• **Requirement**:
Where a line holds the word "Polygons", copy it from the records.

=== Entries supplied ===

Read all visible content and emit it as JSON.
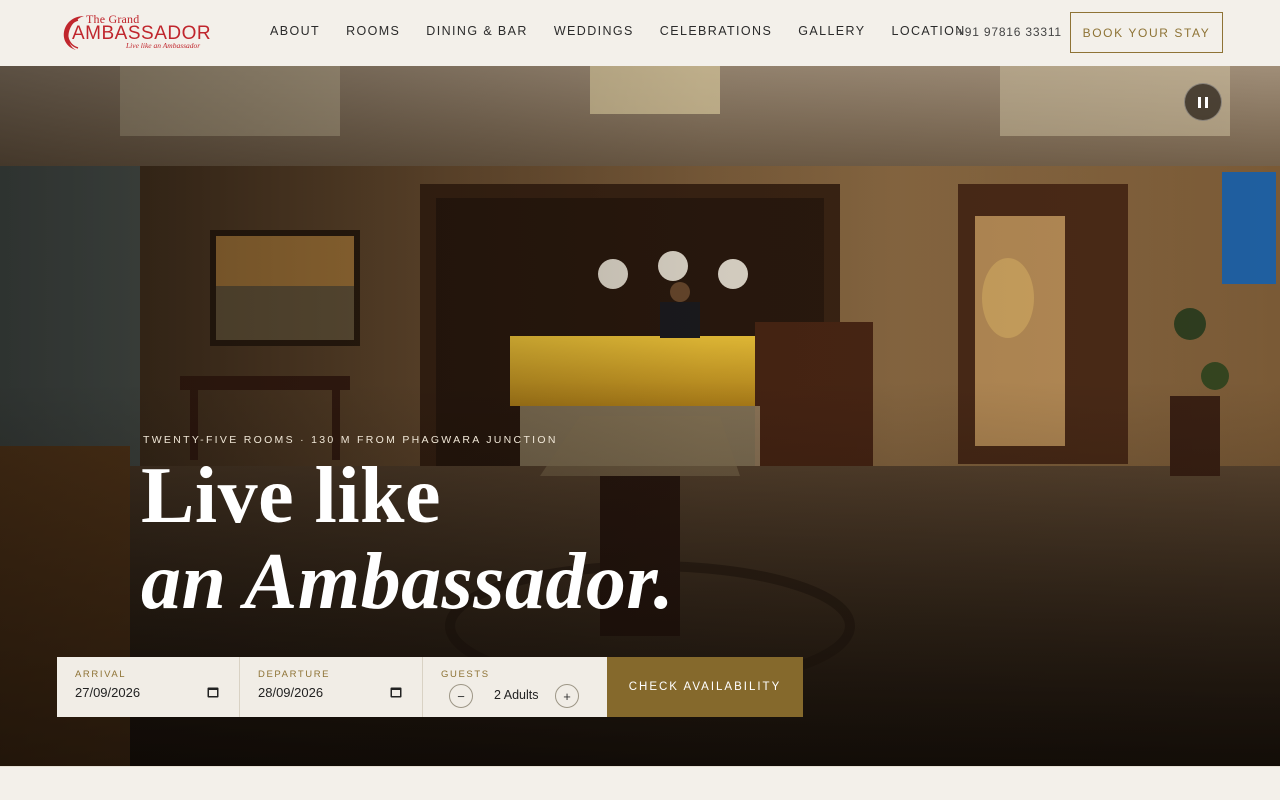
{
  "brand": {
    "small": "The Grand",
    "name": "AMBASSADOR",
    "tagline": "Live like an Ambassador",
    "color": "#c0262d"
  },
  "nav": {
    "items": [
      {
        "label": "ABOUT"
      },
      {
        "label": "ROOMS"
      },
      {
        "label": "DINING & BAR"
      },
      {
        "label": "WEDDINGS"
      },
      {
        "label": "CELEBRATIONS"
      },
      {
        "label": "GALLERY"
      },
      {
        "label": "LOCATION"
      }
    ]
  },
  "header": {
    "phone": "+91 97816 33311",
    "book_label": "BOOK YOUR STAY"
  },
  "hero": {
    "kicker": "TWENTY-FIVE ROOMS · 130 M FROM PHAGWARA JUNCTION",
    "headline_line1": "Live like",
    "headline_line2": "an Ambassador.",
    "pause_icon": "pause-icon"
  },
  "booking": {
    "arrival_label": "ARRIVAL",
    "arrival_value": "27/09/2026",
    "departure_label": "DEPARTURE",
    "departure_value": "28/09/2026",
    "guests_label": "GUESTS",
    "guests_value": "2 Adults",
    "minus": "−",
    "plus": "+",
    "check_label": "CHECK AVAILABILITY"
  },
  "colors": {
    "accent": "#85692c",
    "background": "#f3f0ea"
  }
}
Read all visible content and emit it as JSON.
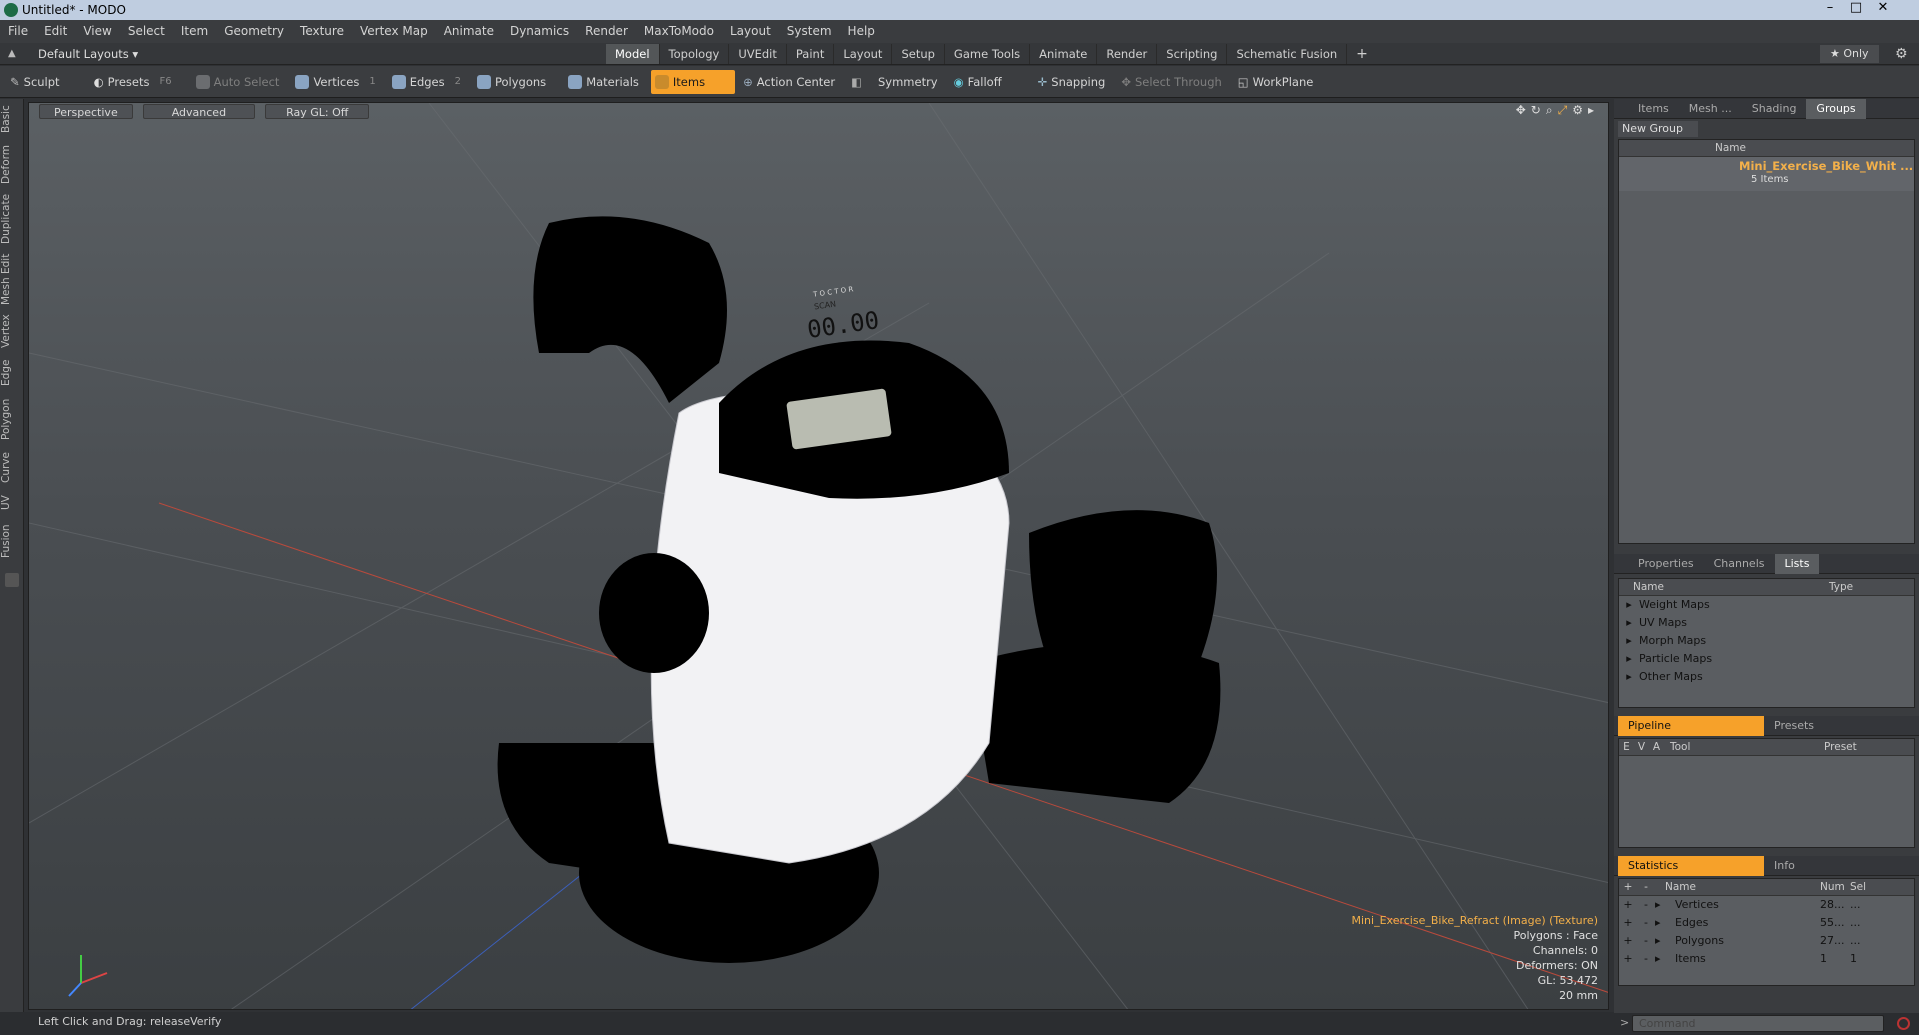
{
  "window": {
    "title": "Untitled* - MODO",
    "min": "–",
    "max": "□",
    "close": "✕"
  },
  "menu": [
    "File",
    "Edit",
    "View",
    "Select",
    "Item",
    "Geometry",
    "Texture",
    "Vertex Map",
    "Animate",
    "Dynamics",
    "Render",
    "MaxToModo",
    "Layout",
    "System",
    "Help"
  ],
  "layouts": {
    "default": "Default Layouts ▾",
    "tabs": [
      "Model",
      "Topology",
      "UVEdit",
      "Paint",
      "Layout",
      "Setup",
      "Game Tools",
      "Animate",
      "Render",
      "Scripting",
      "Schematic Fusion"
    ],
    "plus": "+",
    "only": "★ Only",
    "gear": "⚙"
  },
  "toolbar": {
    "sculpt": "Sculpt",
    "presets": "Presets",
    "presets_key": "F6",
    "auto_select": "Auto Select",
    "vertices": "Vertices",
    "vertices_key": "1",
    "edges": "Edges",
    "edges_key": "2",
    "polygons": "Polygons",
    "materials": "Materials",
    "items": "Items",
    "action_center": "Action Center",
    "symmetry": "Symmetry",
    "falloff": "Falloff",
    "snapping": "Snapping",
    "select_through": "Select Through",
    "workplane": "WorkPlane"
  },
  "left_tabs": [
    "Basic",
    "Deform",
    "Duplicate",
    "Mesh Edit",
    "Vertex",
    "Edge",
    "Polygon",
    "Curve",
    "UV",
    "Fusion"
  ],
  "viewport": {
    "perspective": "Perspective",
    "advanced": "Advanced",
    "raygl": "Ray GL: Off",
    "lcd_brand": "T O C T O R",
    "lcd_digits": "00.00",
    "lcd_scan": "SCAN",
    "info": {
      "texture": "Mini_Exercise_Bike_Refract (Image) (Texture)",
      "polygons": "Polygons : Face",
      "channels": "Channels: 0",
      "deformers": "Deformers: ON",
      "gl": "GL: 53,472",
      "scale": "20 mm"
    }
  },
  "groups_panel": {
    "tabs": [
      "Items",
      "Mesh ...",
      "Shading",
      "Groups"
    ],
    "new_group": "New Group",
    "name_col": "Name",
    "group_name": "Mini_Exercise_Bike_Whit ...",
    "group_count": "5 Items"
  },
  "lists_panel": {
    "tabs": [
      "Properties",
      "Channels",
      "Lists"
    ],
    "name_col": "Name",
    "type_col": "Type",
    "items": [
      "Weight Maps",
      "UV Maps",
      "Morph Maps",
      "Particle Maps",
      "Other Maps"
    ]
  },
  "pipeline_panel": {
    "tabs": [
      "Pipeline",
      "Presets"
    ],
    "cols": [
      "E",
      "V",
      "A",
      "Tool",
      "Preset"
    ]
  },
  "stats_panel": {
    "tabs": [
      "Statistics",
      "Info"
    ],
    "cols": [
      "+",
      "-",
      "Name",
      "Num",
      "Sel"
    ],
    "rows": [
      {
        "name": "Vertices",
        "num": "28...",
        "sel": "..."
      },
      {
        "name": "Edges",
        "num": "55...",
        "sel": "..."
      },
      {
        "name": "Polygons",
        "num": "27...",
        "sel": "..."
      },
      {
        "name": "Items",
        "num": "1",
        "sel": "1"
      }
    ]
  },
  "status": {
    "text": "Left Click and Drag:  releaseVerify"
  },
  "command": {
    "placeholder": "Command"
  }
}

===

• **Exercise output**:
    "polygons": "Polygons",
      "polygons": "Polygons : Face",
        "name": "Polygons",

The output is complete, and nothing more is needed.